How to Ride Buyback
The US has witnessed a staggering $1.5 trillion worth of buybacks by 370 S&P 500 companies over the last three years. Given the US Federal Reserve’s tightening bias, that boom could be over soon. Buybacks were funded in an ultra-low-interest-rate environment through corporate debt at historically high levels. The hunt for yield has created many arguably risky financial engineering initiatives.
Research demonstrates that buybacks are generally ineffective in longterm value creation, notwithstanding the short-term spikes in stock prices due to optically better earnings per share (EPS). Two key shortcomings relate to timing the buyback and the moral hazard of executive compensation being positive correlated to a financially engineered EPS jump.
So, the key to successful stock repurchase programmes requires a transparent disclosure of the purpose, strategy and thinking behind a buyback programme, as an integral part of the disclosed long-term philosophy for the company’s capital allocation policy. This rarely happens. Investors over time are, thus, unable to judge the success of buybacks relative to the established goals.
The current trigger for the frenetic activity in India has been the Cognizant buyback announcement leading to the desperate need to jump on to the bandwagon. This hurried comparison with Indian IT companies is unwise as there are significant differences. Cognizant doesn’t distribute dividends and its capital allocation policy hinges on buybacks as an active strategy of returning cash.
Its existing stock repurchase program- me of $2 billion announced in 2013 was completed recently. The current $3.4 billion programme includes a component of $1 billion announced in June 2016. Also, it uses debt to partially fund the programme. So, the current announcement is not as radical as it seems.
However, activist investor Elliott Management’s contribution has been to make the programme much more aggressive in terms of the reduced time period of two years in which to accomplish this, the simultaneous push for scaling the business along with increasing profitability by 3.3 percentage points from the 18.7% this quarter, and introducing a dividend distribution of $700 million in its capital allocation policy. While this integrated buyback programme will, indeed, increase its five-year trailing total quarterly shareholder returns (TSR) of 11.75% by 1-2%, the sustainable increase will come only from improving its operating efficiency.
The key to Cognizant’s TSR outperformance over the last five years — 11.75% vs the industry average of 8% — has not been due to buybacks but because of its superlative profitable growth from a revenue of $6 billion in 2011 to $13.5 billion now, versus that of Infosys from $7 billion to $10 billion.
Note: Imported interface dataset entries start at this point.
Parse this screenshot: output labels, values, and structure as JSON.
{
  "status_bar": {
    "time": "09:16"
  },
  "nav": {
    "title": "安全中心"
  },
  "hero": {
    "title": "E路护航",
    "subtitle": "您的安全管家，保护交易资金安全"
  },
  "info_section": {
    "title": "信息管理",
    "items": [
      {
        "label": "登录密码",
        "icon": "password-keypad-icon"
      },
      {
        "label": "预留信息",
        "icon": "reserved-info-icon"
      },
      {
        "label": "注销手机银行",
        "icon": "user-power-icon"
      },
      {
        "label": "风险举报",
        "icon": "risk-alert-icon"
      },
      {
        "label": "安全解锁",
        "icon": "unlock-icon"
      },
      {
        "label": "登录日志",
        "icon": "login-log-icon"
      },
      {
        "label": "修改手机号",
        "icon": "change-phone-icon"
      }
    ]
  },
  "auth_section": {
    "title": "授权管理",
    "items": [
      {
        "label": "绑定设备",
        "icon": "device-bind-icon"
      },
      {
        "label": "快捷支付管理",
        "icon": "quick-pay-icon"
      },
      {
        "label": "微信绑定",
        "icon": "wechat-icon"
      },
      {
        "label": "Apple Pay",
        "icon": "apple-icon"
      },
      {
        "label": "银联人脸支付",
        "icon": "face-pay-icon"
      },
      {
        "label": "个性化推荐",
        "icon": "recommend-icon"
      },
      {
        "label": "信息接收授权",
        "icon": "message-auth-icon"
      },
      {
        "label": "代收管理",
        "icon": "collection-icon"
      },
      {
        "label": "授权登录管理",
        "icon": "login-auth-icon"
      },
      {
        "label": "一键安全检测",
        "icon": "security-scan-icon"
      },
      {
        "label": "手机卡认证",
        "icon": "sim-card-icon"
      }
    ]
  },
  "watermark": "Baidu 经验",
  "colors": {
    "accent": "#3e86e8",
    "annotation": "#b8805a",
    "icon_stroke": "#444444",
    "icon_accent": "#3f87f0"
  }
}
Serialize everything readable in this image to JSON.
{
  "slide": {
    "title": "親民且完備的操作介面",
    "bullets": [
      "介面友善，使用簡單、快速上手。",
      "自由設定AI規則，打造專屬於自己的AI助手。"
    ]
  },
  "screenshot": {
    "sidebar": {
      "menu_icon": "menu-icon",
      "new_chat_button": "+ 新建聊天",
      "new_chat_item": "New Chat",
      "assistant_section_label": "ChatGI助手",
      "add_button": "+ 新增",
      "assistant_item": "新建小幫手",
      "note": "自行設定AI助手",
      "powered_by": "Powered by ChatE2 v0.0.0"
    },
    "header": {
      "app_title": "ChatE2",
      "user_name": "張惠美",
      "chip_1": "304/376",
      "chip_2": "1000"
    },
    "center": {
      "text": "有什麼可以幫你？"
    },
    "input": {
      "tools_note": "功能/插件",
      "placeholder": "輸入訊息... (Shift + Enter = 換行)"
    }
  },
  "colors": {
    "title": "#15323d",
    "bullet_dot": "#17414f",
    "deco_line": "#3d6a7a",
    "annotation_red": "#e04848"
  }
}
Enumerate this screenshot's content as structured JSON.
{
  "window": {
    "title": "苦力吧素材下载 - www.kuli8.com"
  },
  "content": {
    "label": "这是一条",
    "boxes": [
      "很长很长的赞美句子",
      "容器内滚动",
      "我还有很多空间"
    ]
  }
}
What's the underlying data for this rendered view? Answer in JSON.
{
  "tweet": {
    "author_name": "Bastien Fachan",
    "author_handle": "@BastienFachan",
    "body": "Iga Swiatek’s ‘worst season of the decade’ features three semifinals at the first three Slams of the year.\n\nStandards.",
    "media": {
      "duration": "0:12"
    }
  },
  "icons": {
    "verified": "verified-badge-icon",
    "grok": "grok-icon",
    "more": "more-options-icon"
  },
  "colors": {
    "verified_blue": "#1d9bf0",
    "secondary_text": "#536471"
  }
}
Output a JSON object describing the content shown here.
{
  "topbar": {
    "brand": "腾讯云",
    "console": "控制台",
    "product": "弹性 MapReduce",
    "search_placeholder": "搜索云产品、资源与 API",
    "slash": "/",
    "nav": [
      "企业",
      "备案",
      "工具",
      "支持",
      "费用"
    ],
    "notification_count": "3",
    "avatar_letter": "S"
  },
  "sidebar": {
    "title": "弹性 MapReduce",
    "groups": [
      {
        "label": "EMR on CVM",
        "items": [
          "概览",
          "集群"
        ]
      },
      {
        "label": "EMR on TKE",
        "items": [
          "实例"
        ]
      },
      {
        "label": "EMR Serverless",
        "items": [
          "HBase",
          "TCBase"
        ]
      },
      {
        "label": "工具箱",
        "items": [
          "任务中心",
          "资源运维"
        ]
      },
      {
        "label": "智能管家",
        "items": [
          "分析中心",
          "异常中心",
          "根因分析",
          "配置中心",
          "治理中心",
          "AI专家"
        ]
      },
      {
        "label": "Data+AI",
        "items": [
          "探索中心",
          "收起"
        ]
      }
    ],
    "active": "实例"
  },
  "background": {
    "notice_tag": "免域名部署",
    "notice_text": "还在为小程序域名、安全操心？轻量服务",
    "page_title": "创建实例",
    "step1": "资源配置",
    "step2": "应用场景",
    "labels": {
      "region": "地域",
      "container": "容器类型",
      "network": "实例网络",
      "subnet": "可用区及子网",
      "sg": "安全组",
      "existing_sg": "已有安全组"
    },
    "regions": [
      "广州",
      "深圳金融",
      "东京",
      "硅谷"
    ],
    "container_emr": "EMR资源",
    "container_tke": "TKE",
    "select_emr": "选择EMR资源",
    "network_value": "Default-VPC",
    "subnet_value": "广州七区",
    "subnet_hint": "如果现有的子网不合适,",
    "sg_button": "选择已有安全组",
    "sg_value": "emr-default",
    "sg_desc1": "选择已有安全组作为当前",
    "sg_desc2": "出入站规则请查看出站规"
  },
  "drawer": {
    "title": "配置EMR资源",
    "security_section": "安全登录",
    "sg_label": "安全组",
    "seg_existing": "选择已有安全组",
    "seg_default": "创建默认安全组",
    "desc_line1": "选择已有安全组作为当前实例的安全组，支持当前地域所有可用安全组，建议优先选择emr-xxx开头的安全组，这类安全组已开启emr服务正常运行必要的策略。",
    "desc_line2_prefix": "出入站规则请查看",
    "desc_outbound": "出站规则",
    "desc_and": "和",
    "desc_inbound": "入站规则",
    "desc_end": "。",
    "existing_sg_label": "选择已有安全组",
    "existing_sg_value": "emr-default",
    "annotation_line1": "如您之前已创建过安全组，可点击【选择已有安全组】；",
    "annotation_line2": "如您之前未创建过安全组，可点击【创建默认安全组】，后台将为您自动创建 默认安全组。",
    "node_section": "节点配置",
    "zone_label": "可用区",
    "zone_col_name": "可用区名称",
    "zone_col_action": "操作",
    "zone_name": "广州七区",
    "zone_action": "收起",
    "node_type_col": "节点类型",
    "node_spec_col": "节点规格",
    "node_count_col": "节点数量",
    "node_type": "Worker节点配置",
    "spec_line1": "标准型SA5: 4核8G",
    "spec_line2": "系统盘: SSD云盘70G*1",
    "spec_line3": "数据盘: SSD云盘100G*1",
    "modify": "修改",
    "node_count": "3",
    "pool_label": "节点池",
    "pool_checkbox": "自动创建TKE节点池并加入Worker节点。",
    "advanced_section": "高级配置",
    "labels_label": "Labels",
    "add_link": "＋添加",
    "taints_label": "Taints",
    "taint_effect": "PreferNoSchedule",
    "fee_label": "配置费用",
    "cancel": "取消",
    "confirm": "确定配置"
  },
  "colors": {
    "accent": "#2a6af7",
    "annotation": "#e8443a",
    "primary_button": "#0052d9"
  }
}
It was here that Infosys lost out during S D Shibulal’s tenure from April 2011 to August 2014. Its priority is now to bridge this yawning gap and Vishal Sikka’s clarion call to reach $20 billion by 2020 should be seen in this light. Organically, Infosys can grow to a maximum of $14 billion, thus leaving $6 billion of acquisitions to bridge the gap.
Infosys needs innovative product and solutions companies for such acquisitions that are only available in the US whose markets are at all-time highs. This should provide a perspective of the ‘huge’ cash hoard being touted. Of course, dilution through follow-on offerings and debt is always a possibility. But the wisdom of returning cash now and tinkering with the capital structure soon thereafter is questionable.
It is the individual motivation of each company in the context of its overall priorities that determines the prudence of attempting a buyback. Tata Sons, being a 73% shareholder of TCS, needed a tax-effective mechanism to use the cash in the aftermath of the Cyrus Mistry affair and would have influenced TCS’ decision.
Given the active market for corporate control in the US, Cognizant had limited options in the face of activist shareholders. In its judgement, this was the best option to reach a ‘standstill agreement’ with Elliot. Infosys is under no such compulsion and must not feel unduly pressured while engaging in its liquidity assessments.
A face-saver for the founders could well be a factor. But then, it shouldn’t be more than a $1-1.25 billion buyback that would be recouped through free cash flows generated within a year. Given that its dividend payout has been significantly increased to 73% of free cash flows from 33% in 2014, this would seem more than reasonable.
The ultimate judgement on this issue lies with the board. And reaching a conclusion is not quite as simple as it is being made out to be.
The writer is a Sloan Fellow, London Business School
No, at least in India, it’s not a mountain